* [HOW TO COMPLETE THIS TASK]
The entries contain pictures, which should not appear in the copy; everything else must be reproduced exactly.

########################################

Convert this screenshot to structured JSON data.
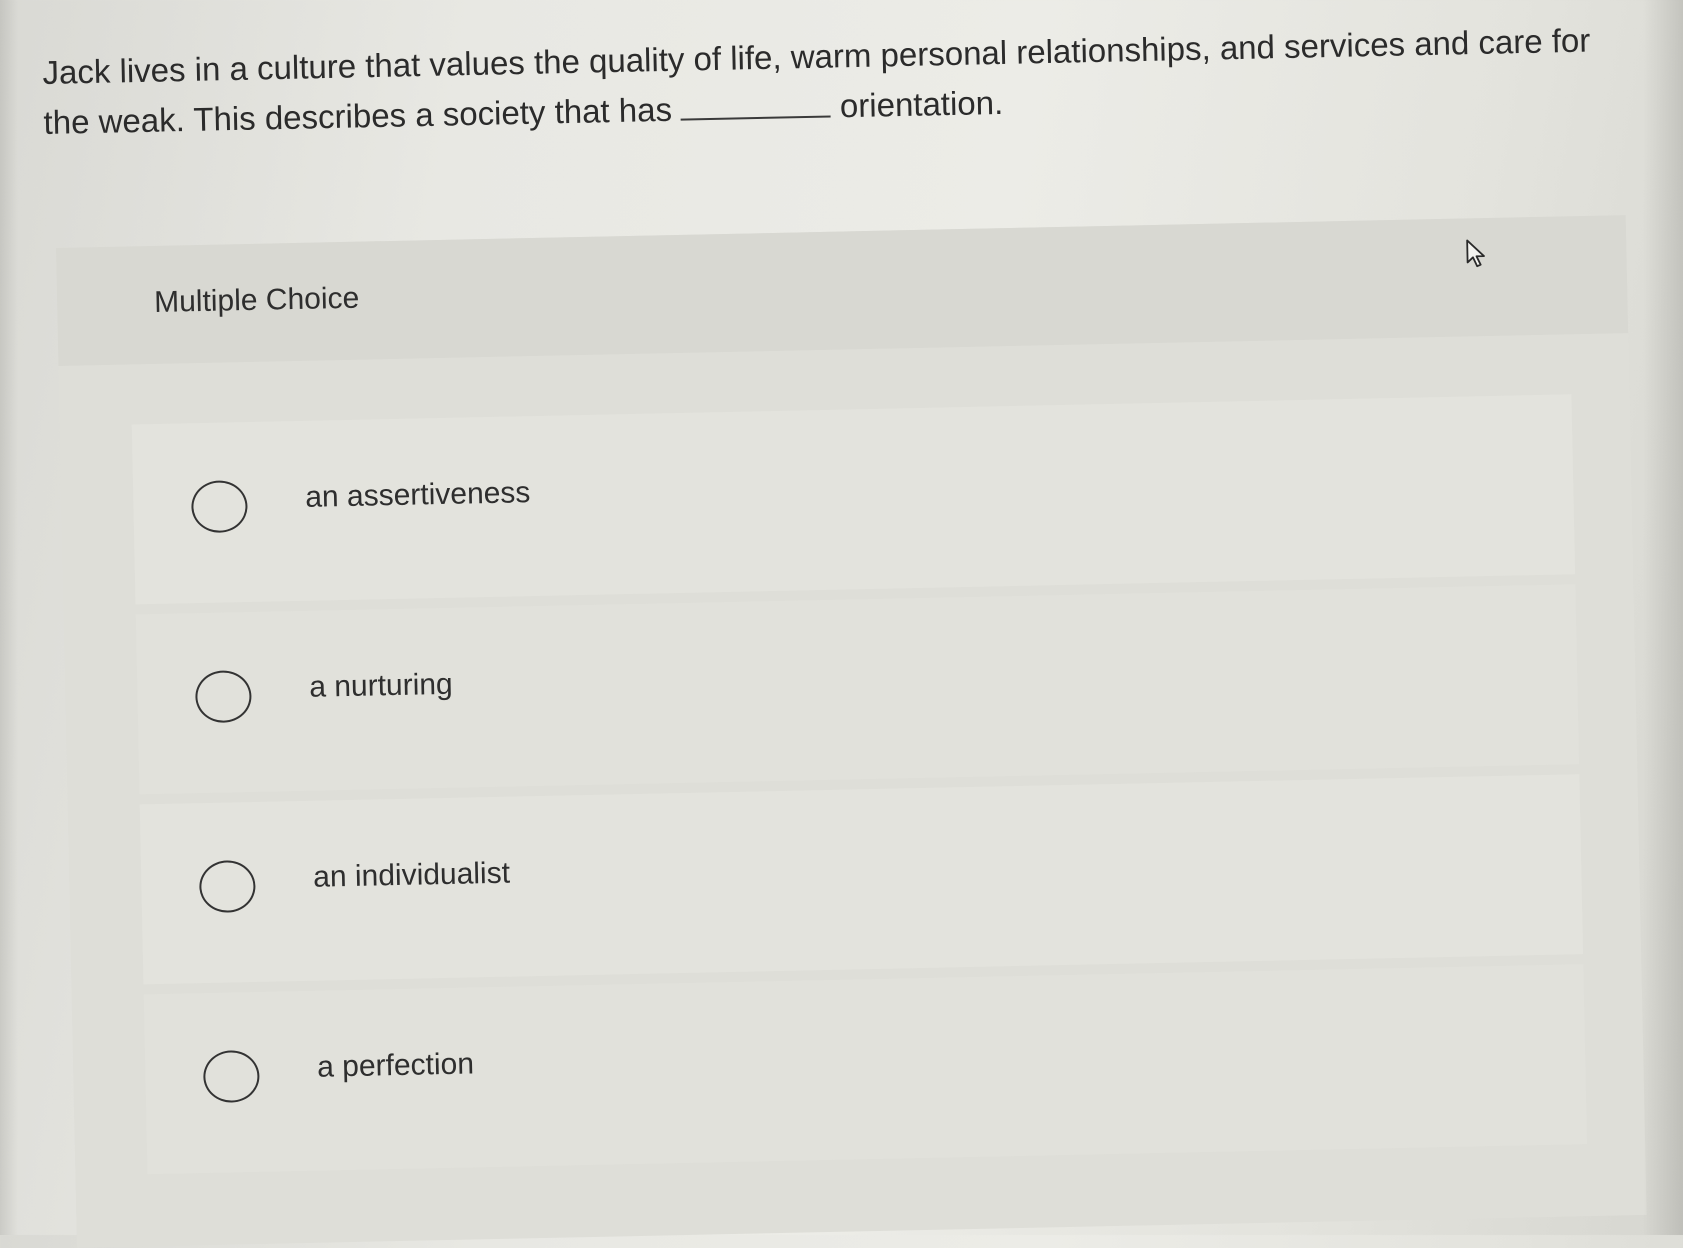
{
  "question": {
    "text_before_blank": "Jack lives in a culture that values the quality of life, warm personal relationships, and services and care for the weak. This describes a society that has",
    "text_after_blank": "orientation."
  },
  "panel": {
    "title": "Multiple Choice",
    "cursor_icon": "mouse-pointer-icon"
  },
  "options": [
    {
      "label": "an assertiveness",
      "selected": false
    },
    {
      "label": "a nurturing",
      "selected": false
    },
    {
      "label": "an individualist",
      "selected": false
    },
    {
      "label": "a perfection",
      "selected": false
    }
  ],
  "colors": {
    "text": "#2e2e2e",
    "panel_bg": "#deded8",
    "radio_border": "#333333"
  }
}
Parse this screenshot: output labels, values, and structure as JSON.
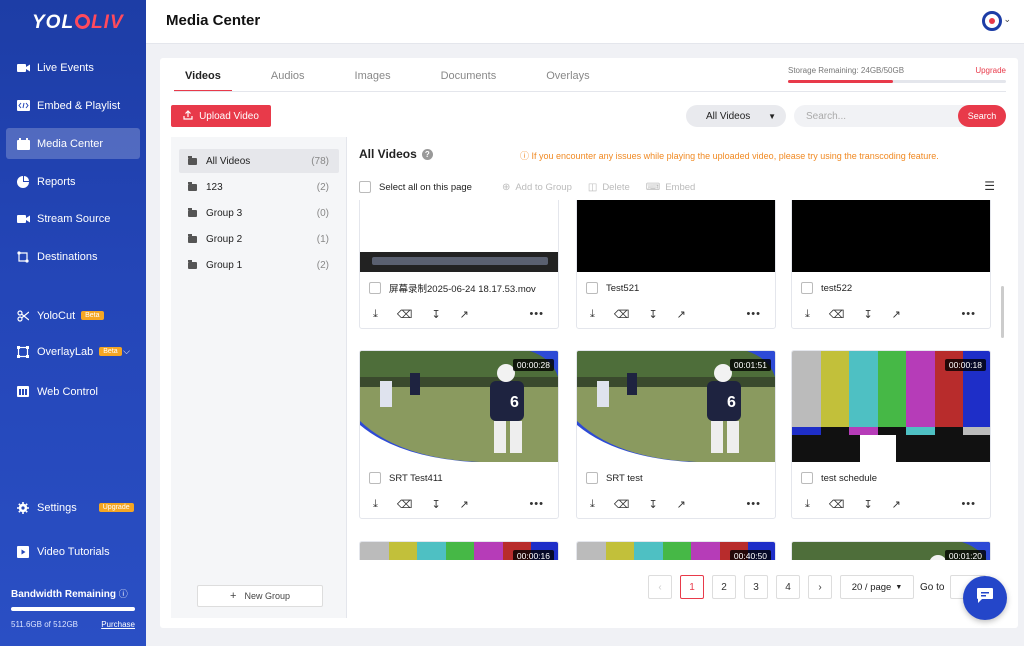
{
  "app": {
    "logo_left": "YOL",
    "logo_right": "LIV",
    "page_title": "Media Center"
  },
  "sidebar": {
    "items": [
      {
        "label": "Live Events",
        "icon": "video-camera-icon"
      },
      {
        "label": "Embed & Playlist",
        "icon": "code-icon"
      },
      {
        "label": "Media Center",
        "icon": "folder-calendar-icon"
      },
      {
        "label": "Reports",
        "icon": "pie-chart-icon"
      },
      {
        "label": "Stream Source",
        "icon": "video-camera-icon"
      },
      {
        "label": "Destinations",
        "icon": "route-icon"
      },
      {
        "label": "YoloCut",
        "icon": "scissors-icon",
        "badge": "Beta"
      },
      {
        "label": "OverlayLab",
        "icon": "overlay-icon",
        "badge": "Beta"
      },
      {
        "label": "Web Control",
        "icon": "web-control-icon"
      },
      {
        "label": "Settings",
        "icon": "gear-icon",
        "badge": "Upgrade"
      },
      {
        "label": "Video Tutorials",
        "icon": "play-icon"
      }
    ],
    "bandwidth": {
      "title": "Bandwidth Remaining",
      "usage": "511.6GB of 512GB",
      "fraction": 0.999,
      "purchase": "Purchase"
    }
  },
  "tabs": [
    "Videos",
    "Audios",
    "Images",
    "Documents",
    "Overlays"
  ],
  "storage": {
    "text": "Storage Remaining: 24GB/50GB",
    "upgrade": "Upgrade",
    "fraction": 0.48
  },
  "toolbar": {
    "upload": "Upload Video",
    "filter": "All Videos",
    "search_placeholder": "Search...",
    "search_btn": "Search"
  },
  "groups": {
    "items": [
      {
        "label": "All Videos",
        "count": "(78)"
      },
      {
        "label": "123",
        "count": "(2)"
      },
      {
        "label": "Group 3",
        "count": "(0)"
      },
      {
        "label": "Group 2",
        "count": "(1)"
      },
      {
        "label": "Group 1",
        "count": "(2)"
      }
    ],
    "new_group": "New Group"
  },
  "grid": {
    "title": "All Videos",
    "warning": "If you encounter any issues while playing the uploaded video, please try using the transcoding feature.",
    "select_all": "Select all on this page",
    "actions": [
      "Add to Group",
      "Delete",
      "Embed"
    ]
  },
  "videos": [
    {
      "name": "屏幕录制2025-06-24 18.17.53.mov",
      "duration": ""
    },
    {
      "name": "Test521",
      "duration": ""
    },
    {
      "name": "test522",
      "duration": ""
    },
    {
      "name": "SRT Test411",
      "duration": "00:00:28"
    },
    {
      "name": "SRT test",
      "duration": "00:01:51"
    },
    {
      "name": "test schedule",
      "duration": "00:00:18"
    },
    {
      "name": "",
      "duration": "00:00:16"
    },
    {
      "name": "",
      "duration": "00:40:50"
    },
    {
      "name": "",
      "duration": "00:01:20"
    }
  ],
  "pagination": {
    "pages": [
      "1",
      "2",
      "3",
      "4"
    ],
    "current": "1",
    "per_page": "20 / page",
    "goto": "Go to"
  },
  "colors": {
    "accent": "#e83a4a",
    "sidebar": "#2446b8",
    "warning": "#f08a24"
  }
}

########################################

* [PROBLEM SOLUTION]
Convert this screenshot to structured JSON data.
{
  "question": {
    "text_before_blank": "Jack lives in a culture that values the quality of life, warm personal relationships, and services and care for the weak. This describes a society that has",
    "text_after_blank": "orientation."
  },
  "panel": {
    "title": "Multiple Choice",
    "cursor_icon": "mouse-pointer-icon"
  },
  "options": [
    {
      "label": "an assertiveness",
      "selected": false
    },
    {
      "label": "a nurturing",
      "selected": false
    },
    {
      "label": "an individualist",
      "selected": false
    },
    {
      "label": "a perfection",
      "selected": false
    }
  ],
  "colors": {
    "text": "#2e2e2e",
    "panel_bg": "#deded8",
    "radio_border": "#333333"
  }
}
Parse this screenshot: output labels, values, and structure as JSON.
{
  "app": {
    "logo_left": "YOL",
    "logo_right": "LIV",
    "page_title": "Media Center"
  },
  "sidebar": {
    "items": [
      {
        "label": "Live Events",
        "icon": "video-camera-icon"
      },
      {
        "label": "Embed & Playlist",
        "icon": "code-icon"
      },
      {
        "label": "Media Center",
        "icon": "folder-calendar-icon"
      },
      {
        "label": "Reports",
        "icon": "pie-chart-icon"
      },
      {
        "label": "Stream Source",
        "icon": "video-camera-icon"
      },
      {
        "label": "Destinations",
        "icon": "route-icon"
      },
      {
        "label": "YoloCut",
        "icon": "scissors-icon",
        "badge": "Beta"
      },
      {
        "label": "OverlayLab",
        "icon": "overlay-icon",
        "badge": "Beta"
      },
      {
        "label": "Web Control",
        "icon": "web-control-icon"
      },
      {
        "label": "Settings",
        "icon": "gear-icon",
        "badge": "Upgrade"
      },
      {
        "label": "Video Tutorials",
        "icon": "play-icon"
      }
    ],
    "bandwidth": {
      "title": "Bandwidth Remaining",
      "usage": "511.6GB of 512GB",
      "fraction": 0.999,
      "purchase": "Purchase"
    }
  },
  "tabs": [
    "Videos",
    "Audios",
    "Images",
    "Documents",
    "Overlays"
  ],
  "storage": {
    "text": "Storage Remaining: 24GB/50GB",
    "upgrade": "Upgrade",
    "fraction": 0.48
  },
  "toolbar": {
    "upload": "Upload Video",
    "filter": "All Videos",
    "search_placeholder": "Search...",
    "search_btn": "Search"
  },
  "groups": {
    "items": [
      {
        "label": "All Videos",
        "count": "(78)"
      },
      {
        "label": "123",
        "count": "(2)"
      },
      {
        "label": "Group 3",
        "count": "(0)"
      },
      {
        "label": "Group 2",
        "count": "(1)"
      },
      {
        "label": "Group 1",
        "count": "(2)"
      }
    ],
    "new_group": "New Group"
  },
  "grid": {
    "title": "All Videos",
    "warning": "If you encounter any issues while playing the uploaded video, please try using the transcoding feature.",
    "select_all": "Select all on this page",
    "actions": [
      "Add to Group",
      "Delete",
      "Embed"
    ]
  },
  "videos": [
    {
      "name": "屏幕录制2025-06-24 18.17.53.mov",
      "duration": ""
    },
    {
      "name": "Test521",
      "duration": ""
    },
    {
      "name": "test522",
      "duration": ""
    },
    {
      "name": "SRT Test411",
      "duration": "00:00:28"
    },
    {
      "name": "SRT test",
      "duration": "00:01:51"
    },
    {
      "name": "test schedule",
      "duration": "00:00:18"
    },
    {
      "name": "",
      "duration": "00:00:16"
    },
    {
      "name": "",
      "duration": "00:40:50"
    },
    {
      "name": "",
      "duration": "00:01:20"
    }
  ],
  "pagination": {
    "pages": [
      "1",
      "2",
      "3",
      "4"
    ],
    "current": "1",
    "per_page": "20 / page",
    "goto": "Go to"
  },
  "colors": {
    "accent": "#e83a4a",
    "sidebar": "#2446b8",
    "warning": "#f08a24"
  }
}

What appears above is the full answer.